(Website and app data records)
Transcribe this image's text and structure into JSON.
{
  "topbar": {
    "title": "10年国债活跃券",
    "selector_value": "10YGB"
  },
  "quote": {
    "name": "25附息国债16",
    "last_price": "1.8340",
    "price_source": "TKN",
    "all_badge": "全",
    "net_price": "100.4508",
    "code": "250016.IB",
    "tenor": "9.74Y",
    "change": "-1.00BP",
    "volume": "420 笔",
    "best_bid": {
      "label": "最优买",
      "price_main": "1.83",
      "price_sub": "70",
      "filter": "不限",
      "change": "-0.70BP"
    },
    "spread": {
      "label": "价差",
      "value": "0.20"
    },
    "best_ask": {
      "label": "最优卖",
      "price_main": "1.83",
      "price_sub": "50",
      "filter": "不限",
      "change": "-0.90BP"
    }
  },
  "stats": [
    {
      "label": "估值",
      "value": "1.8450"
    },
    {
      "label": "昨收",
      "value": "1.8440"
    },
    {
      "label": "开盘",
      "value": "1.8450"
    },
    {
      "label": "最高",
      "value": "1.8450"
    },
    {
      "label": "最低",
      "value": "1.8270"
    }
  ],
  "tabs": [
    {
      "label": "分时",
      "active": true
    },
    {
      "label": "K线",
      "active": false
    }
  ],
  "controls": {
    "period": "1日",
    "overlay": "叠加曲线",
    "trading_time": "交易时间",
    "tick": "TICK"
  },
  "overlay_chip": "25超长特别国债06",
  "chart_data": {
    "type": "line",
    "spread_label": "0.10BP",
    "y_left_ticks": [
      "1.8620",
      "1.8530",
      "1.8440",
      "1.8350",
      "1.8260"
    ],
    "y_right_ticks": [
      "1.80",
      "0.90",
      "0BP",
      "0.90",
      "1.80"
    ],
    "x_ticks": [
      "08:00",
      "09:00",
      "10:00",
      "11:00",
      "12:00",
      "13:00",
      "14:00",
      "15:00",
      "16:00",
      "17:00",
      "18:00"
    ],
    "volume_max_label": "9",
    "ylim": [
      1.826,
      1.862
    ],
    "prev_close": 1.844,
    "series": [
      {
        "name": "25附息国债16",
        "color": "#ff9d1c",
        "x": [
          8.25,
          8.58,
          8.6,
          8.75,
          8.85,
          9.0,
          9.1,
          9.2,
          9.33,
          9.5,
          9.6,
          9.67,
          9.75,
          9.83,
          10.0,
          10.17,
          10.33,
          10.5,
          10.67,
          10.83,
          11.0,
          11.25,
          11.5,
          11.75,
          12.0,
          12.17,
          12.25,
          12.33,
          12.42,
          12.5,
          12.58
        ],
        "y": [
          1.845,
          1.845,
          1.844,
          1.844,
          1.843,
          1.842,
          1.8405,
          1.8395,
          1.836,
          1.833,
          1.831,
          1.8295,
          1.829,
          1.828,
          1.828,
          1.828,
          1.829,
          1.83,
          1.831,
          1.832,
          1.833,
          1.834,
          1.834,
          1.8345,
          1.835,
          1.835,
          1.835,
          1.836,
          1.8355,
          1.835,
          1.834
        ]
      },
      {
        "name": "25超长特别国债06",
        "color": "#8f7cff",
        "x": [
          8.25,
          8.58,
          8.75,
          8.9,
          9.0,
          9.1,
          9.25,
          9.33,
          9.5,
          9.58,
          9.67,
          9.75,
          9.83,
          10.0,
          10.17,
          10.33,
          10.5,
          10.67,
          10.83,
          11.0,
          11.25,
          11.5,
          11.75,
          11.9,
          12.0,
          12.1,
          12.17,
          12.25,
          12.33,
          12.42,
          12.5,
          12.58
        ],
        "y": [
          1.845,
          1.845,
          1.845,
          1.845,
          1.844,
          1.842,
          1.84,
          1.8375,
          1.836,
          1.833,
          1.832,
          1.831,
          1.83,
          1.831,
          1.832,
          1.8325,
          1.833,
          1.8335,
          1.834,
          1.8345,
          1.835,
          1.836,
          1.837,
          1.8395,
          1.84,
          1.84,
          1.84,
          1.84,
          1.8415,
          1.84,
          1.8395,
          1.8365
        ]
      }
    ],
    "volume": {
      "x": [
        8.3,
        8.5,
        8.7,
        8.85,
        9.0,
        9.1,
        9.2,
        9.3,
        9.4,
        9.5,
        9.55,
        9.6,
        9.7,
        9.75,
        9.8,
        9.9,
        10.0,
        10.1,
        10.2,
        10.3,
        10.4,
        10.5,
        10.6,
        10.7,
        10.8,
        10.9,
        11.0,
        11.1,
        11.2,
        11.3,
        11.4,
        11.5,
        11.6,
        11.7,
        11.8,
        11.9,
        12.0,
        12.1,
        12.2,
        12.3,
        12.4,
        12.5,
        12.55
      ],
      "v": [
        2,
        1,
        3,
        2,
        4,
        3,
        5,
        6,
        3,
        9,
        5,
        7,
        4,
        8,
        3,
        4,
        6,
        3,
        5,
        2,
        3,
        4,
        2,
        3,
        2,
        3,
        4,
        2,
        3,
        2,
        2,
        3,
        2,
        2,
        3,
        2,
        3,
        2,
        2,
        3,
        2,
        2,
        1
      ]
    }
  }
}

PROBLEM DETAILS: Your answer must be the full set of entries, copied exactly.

RESULT OF THIS EXERCISE:
Transcribe this image's text and structure into JSON.
{
  "topbar": {
    "title": "10年国债活跃券",
    "selector_value": "10YGB"
  },
  "quote": {
    "name": "25附息国债16",
    "last_price": "1.8340",
    "price_source": "TKN",
    "all_badge": "全",
    "net_price": "100.4508",
    "code": "250016.IB",
    "tenor": "9.74Y",
    "change": "-1.00BP",
    "volume": "420 笔",
    "best_bid": {
      "label": "最优买",
      "price_main": "1.83",
      "price_sub": "70",
      "filter": "不限",
      "change": "-0.70BP"
    },
    "spread": {
      "label": "价差",
      "value": "0.20"
    },
    "best_ask": {
      "label": "最优卖",
      "price_main": "1.83",
      "price_sub": "50",
      "filter": "不限",
      "change": "-0.90BP"
    }
  },
  "stats": [
    {
      "label": "估值",
      "value": "1.8450"
    },
    {
      "label": "昨收",
      "value": "1.8440"
    },
    {
      "label": "开盘",
      "value": "1.8450"
    },
    {
      "label": "最高",
      "value": "1.8450"
    },
    {
      "label": "最低",
      "value": "1.8270"
    }
  ],
  "tabs": [
    {
      "label": "分时",
      "active": true
    },
    {
      "label": "K线",
      "active": false
    }
  ],
  "controls": {
    "period": "1日",
    "overlay": "叠加曲线",
    "trading_time": "交易时间",
    "tick": "TICK"
  },
  "overlay_chip": "25超长特别国债06",
  "chart_data": {
    "type": "line",
    "spread_label": "0.10BP",
    "y_left_ticks": [
      "1.8620",
      "1.8530",
      "1.8440",
      "1.8350",
      "1.8260"
    ],
    "y_right_ticks": [
      "1.80",
      "0.90",
      "0BP",
      "0.90",
      "1.80"
    ],
    "x_ticks": [
      "08:00",
      "09:00",
      "10:00",
      "11:00",
      "12:00",
      "13:00",
      "14:00",
      "15:00",
      "16:00",
      "17:00",
      "18:00"
    ],
    "volume_max_label": "9",
    "ylim": [
      1.826,
      1.862
    ],
    "prev_close": 1.844,
    "series": [
      {
        "name": "25附息国债16",
        "color": "#ff9d1c",
        "x": [
          8.25,
          8.58,
          8.6,
          8.75,
          8.85,
          9.0,
          9.1,
          9.2,
          9.33,
          9.5,
          9.6,
          9.67,
          9.75,
          9.83,
          10.0,
          10.17,
          10.33,
          10.5,
          10.67,
          10.83,
          11.0,
          11.25,
          11.5,
          11.75,
          12.0,
          12.17,
          12.25,
          12.33,
          12.42,
          12.5,
          12.58
        ],
        "y": [
          1.845,
          1.845,
          1.844,
          1.844,
          1.843,
          1.842,
          1.8405,
          1.8395,
          1.836,
          1.833,
          1.831,
          1.8295,
          1.829,
          1.828,
          1.828,
          1.828,
          1.829,
          1.83,
          1.831,
          1.832,
          1.833,
          1.834,
          1.834,
          1.8345,
          1.835,
          1.835,
          1.835,
          1.836,
          1.8355,
          1.835,
          1.834
        ]
      },
      {
        "name": "25超长特别国债06",
        "color": "#8f7cff",
        "x": [
          8.25,
          8.58,
          8.75,
          8.9,
          9.0,
          9.1,
          9.25,
          9.33,
          9.5,
          9.58,
          9.67,
          9.75,
          9.83,
          10.0,
          10.17,
          10.33,
          10.5,
          10.67,
          10.83,
          11.0,
          11.25,
          11.5,
          11.75,
          11.9,
          12.0,
          12.1,
          12.17,
          12.25,
          12.33,
          12.42,
          12.5,
          12.58
        ],
        "y": [
          1.845,
          1.845,
          1.845,
          1.845,
          1.844,
          1.842,
          1.84,
          1.8375,
          1.836,
          1.833,
          1.832,
          1.831,
          1.83,
          1.831,
          1.832,
          1.8325,
          1.833,
          1.8335,
          1.834,
          1.8345,
          1.835,
          1.836,
          1.837,
          1.8395,
          1.84,
          1.84,
          1.84,
          1.84,
          1.8415,
          1.84,
          1.8395,
          1.8365
        ]
      }
    ],
    "volume": {
      "x": [
        8.3,
        8.5,
        8.7,
        8.85,
        9.0,
        9.1,
        9.2,
        9.3,
        9.4,
        9.5,
        9.55,
        9.6,
        9.7,
        9.75,
        9.8,
        9.9,
        10.0,
        10.1,
        10.2,
        10.3,
        10.4,
        10.5,
        10.6,
        10.7,
        10.8,
        10.9,
        11.0,
        11.1,
        11.2,
        11.3,
        11.4,
        11.5,
        11.6,
        11.7,
        11.8,
        11.9,
        12.0,
        12.1,
        12.2,
        12.3,
        12.4,
        12.5,
        12.55
      ],
      "v": [
        2,
        1,
        3,
        2,
        4,
        3,
        5,
        6,
        3,
        9,
        5,
        7,
        4,
        8,
        3,
        4,
        6,
        3,
        5,
        2,
        3,
        4,
        2,
        3,
        2,
        3,
        4,
        2,
        3,
        2,
        2,
        3,
        2,
        2,
        3,
        2,
        3,
        2,
        2,
        3,
        2,
        2,
        1
      ]
    }
  }
}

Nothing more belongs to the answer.